▸ WHAT IS REQUIRED: Copy each line of the material in which the word "JSON" appears.

===== RECORDED DATA =====

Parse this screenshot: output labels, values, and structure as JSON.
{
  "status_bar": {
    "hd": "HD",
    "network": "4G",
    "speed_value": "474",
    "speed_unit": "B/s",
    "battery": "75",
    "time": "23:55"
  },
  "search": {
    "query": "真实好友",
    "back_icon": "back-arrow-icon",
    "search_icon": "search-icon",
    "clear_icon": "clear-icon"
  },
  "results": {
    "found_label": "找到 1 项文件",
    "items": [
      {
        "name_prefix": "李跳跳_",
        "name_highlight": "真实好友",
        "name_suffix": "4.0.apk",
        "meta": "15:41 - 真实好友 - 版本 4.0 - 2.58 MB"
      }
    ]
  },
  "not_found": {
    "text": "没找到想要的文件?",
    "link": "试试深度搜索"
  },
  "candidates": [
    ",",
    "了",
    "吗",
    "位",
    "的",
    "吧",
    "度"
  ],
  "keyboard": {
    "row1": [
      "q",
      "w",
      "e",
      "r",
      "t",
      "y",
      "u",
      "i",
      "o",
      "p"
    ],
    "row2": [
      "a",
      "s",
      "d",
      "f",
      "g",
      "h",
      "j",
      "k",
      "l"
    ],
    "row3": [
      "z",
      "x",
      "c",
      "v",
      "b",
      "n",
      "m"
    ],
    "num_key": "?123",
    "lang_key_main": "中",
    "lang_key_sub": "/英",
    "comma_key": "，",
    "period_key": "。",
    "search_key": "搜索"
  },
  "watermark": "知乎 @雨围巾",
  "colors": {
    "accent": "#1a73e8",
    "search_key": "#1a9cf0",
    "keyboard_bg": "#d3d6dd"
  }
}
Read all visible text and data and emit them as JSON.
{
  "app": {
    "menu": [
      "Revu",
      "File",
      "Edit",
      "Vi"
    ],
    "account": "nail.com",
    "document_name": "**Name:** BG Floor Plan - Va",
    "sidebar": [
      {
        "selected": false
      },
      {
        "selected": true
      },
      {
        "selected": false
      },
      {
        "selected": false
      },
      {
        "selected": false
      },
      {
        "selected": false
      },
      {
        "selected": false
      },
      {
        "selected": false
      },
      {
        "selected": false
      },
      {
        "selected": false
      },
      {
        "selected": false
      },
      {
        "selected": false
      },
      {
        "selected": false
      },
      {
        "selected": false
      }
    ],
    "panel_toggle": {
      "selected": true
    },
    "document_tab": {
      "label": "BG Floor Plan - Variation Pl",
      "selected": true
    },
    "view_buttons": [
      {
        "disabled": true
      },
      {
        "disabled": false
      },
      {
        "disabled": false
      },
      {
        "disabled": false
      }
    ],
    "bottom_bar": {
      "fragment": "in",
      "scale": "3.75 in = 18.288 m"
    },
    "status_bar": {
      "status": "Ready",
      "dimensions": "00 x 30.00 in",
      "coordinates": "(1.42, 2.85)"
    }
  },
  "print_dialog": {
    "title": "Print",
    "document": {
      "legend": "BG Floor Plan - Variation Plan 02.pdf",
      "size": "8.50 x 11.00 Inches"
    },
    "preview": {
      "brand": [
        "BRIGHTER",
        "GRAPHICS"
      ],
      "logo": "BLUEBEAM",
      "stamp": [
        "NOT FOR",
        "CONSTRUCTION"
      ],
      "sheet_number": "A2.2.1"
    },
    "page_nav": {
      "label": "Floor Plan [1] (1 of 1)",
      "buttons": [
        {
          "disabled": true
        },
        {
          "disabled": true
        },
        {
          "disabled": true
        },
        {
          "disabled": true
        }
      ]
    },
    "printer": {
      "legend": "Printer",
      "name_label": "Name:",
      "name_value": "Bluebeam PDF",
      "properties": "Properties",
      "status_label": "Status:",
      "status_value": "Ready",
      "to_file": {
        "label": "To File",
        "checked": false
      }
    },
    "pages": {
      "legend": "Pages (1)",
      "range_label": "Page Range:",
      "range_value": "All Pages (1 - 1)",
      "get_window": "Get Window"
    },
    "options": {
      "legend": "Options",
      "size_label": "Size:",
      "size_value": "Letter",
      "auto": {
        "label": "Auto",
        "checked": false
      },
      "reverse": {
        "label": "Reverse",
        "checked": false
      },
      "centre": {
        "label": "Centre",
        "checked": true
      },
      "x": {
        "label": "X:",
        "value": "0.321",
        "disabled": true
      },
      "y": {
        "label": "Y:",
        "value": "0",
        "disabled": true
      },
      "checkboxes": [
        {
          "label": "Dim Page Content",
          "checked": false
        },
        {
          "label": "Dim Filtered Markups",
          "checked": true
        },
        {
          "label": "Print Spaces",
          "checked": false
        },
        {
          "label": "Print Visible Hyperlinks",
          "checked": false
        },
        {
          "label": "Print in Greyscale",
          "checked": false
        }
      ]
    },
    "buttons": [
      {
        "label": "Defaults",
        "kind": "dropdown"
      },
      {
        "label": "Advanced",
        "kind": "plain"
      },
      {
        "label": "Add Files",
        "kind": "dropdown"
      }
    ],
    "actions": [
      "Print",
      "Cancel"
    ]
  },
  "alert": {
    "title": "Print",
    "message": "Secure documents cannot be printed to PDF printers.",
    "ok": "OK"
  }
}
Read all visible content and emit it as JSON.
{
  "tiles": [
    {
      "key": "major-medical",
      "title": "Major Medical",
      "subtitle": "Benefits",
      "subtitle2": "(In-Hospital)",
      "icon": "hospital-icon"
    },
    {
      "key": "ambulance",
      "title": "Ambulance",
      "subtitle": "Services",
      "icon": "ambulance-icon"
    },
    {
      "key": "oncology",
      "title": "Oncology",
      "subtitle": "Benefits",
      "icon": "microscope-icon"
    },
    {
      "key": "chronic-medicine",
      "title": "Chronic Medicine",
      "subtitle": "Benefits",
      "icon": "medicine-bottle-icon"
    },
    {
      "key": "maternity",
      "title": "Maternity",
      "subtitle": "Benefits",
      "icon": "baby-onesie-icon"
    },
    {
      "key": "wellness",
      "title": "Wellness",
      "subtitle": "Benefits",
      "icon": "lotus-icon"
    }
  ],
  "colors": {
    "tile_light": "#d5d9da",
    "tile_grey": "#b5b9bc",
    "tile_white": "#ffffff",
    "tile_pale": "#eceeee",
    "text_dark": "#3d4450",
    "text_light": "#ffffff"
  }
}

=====

▸ YOUR RESPONSE:
Parse this screenshot: output labels, values, and structure as JSON.
Read all visible text and data and emit them as JSON.
Read all visible content and emit it as JSON.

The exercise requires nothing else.